INPUT:
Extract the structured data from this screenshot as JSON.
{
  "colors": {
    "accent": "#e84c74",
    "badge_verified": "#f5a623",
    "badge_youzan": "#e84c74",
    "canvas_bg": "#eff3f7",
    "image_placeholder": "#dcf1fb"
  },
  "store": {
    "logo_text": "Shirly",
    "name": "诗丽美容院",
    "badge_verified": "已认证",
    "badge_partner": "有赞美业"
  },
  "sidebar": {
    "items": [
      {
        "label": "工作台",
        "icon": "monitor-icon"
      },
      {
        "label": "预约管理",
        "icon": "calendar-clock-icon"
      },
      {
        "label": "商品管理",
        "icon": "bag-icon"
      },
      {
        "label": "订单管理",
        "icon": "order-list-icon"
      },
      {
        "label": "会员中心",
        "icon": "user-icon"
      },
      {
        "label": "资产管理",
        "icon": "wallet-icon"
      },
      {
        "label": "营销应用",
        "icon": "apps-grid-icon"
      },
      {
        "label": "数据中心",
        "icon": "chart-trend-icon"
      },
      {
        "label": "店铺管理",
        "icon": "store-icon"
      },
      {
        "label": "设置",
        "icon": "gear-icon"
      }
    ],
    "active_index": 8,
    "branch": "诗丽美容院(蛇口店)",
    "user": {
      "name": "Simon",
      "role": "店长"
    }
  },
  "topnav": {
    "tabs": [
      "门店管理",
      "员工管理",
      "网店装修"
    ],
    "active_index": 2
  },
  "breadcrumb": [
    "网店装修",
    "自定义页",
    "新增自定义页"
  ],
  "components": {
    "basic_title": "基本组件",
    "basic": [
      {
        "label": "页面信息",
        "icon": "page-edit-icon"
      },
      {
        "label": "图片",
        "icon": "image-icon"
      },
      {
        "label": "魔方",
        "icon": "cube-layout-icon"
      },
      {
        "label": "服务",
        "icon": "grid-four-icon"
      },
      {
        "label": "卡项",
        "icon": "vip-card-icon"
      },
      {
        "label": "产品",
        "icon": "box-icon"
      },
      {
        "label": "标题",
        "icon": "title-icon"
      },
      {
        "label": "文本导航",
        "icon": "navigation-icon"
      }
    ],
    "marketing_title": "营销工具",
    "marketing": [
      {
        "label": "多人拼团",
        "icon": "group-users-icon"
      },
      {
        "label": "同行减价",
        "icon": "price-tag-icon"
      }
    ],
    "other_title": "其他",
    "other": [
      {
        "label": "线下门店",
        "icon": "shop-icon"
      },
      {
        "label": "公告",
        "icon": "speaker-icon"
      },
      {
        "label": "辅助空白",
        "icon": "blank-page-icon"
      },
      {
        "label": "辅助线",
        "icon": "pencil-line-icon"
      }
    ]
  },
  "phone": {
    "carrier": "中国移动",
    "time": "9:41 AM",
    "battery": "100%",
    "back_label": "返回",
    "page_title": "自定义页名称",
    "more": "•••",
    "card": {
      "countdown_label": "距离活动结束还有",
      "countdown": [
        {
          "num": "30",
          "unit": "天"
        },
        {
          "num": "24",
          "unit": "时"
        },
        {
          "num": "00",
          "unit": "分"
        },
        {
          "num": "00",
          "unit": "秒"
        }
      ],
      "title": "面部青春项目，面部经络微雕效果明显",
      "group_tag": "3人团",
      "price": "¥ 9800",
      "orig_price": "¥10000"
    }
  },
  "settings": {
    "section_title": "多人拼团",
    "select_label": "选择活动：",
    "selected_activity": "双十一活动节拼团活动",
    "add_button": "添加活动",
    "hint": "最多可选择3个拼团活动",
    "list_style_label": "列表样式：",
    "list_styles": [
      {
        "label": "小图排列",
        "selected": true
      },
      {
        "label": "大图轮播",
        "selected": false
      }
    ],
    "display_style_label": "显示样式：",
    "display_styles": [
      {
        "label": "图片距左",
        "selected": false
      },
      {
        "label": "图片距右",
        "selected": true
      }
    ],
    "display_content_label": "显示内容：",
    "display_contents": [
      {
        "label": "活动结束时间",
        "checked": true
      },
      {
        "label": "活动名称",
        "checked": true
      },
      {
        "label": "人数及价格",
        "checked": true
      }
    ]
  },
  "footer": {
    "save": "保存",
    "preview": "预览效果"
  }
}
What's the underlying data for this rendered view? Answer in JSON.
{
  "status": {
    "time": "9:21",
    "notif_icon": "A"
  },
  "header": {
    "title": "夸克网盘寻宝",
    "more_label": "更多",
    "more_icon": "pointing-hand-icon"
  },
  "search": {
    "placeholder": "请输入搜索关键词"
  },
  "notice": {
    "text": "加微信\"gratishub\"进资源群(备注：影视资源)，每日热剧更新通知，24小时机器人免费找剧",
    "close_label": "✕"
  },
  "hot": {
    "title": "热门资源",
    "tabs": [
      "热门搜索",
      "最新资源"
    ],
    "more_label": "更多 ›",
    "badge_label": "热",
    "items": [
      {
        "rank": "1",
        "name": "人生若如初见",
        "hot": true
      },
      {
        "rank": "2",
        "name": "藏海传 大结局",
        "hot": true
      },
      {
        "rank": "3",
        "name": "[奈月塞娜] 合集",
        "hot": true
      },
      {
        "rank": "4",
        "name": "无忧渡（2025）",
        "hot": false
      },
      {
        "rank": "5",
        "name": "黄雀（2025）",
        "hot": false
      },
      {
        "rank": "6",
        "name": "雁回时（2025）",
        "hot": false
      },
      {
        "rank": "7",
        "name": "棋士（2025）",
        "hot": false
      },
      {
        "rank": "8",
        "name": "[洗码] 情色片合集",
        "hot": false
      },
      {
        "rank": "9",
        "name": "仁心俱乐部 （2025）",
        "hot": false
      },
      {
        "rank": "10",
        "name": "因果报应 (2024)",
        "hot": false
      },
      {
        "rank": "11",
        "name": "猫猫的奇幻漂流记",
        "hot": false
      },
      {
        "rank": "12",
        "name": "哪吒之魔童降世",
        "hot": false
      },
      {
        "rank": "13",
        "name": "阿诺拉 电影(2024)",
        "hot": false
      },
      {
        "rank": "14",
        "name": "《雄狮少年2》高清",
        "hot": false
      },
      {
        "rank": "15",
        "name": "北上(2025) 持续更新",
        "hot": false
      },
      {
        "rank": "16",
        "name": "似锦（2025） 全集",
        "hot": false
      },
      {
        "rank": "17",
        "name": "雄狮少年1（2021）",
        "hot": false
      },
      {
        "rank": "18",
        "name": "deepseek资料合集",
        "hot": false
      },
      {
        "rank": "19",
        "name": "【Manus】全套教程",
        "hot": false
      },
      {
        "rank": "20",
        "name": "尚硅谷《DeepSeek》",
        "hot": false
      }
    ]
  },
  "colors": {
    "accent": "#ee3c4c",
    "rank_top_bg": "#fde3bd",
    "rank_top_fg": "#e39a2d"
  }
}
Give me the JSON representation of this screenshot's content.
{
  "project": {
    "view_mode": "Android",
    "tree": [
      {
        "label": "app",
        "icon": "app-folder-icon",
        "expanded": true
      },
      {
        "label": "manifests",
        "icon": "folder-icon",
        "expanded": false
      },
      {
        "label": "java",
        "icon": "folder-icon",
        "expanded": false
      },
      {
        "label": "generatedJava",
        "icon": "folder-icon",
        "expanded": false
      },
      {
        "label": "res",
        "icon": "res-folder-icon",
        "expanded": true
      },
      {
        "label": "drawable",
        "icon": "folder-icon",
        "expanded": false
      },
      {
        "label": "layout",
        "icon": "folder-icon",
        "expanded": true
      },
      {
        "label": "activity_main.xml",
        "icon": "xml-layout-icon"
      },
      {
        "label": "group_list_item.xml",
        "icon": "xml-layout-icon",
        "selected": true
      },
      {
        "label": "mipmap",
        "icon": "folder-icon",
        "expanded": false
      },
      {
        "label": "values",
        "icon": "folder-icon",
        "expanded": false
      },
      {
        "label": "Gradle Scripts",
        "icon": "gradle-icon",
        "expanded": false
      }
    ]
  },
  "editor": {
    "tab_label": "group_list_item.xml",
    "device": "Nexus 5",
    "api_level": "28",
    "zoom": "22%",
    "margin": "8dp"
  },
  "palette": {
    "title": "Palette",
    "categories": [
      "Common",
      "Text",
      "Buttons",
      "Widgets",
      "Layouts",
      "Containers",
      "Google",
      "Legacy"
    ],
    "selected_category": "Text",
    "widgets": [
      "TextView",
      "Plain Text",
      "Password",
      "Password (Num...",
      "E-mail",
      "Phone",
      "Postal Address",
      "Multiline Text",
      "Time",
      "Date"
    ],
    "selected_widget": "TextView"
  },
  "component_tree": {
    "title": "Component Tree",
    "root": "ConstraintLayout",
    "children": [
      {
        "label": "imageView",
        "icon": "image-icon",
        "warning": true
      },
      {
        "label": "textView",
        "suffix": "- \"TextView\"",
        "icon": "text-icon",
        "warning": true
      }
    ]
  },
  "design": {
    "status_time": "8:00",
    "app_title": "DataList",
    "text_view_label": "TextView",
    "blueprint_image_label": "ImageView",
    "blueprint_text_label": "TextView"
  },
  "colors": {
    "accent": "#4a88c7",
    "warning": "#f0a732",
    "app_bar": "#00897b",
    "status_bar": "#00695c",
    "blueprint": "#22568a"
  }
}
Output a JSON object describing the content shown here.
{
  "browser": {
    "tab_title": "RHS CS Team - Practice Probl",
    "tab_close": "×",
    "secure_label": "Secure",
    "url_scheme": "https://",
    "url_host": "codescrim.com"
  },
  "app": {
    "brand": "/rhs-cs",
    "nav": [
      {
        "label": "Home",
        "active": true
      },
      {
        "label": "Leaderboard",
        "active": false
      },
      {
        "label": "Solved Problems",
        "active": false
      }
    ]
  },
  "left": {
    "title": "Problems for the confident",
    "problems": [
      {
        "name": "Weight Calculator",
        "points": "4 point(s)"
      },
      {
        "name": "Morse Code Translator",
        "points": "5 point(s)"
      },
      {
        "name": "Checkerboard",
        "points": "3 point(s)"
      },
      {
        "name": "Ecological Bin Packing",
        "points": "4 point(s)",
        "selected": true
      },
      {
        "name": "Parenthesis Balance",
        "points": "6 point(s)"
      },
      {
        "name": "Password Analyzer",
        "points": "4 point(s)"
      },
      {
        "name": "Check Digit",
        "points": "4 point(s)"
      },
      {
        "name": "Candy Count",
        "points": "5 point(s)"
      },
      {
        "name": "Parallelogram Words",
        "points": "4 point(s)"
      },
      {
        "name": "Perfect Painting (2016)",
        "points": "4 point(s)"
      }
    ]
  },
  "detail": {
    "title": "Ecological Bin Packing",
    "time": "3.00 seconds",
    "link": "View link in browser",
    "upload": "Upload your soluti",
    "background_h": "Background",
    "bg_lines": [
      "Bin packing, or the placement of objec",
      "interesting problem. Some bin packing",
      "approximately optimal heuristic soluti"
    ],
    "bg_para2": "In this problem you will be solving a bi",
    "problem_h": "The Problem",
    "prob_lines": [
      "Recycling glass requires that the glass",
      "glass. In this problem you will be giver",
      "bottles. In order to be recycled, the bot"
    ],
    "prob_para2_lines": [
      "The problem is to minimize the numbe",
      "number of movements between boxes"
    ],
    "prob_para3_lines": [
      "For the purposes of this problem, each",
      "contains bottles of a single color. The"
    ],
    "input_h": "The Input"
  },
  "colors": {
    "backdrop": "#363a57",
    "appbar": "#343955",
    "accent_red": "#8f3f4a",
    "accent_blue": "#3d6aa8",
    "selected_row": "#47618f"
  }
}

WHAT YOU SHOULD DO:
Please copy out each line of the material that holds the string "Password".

RESPONSE TO THE TASK:
      "Password",
      "Password (Num...",
        "name": "Password Analyzer",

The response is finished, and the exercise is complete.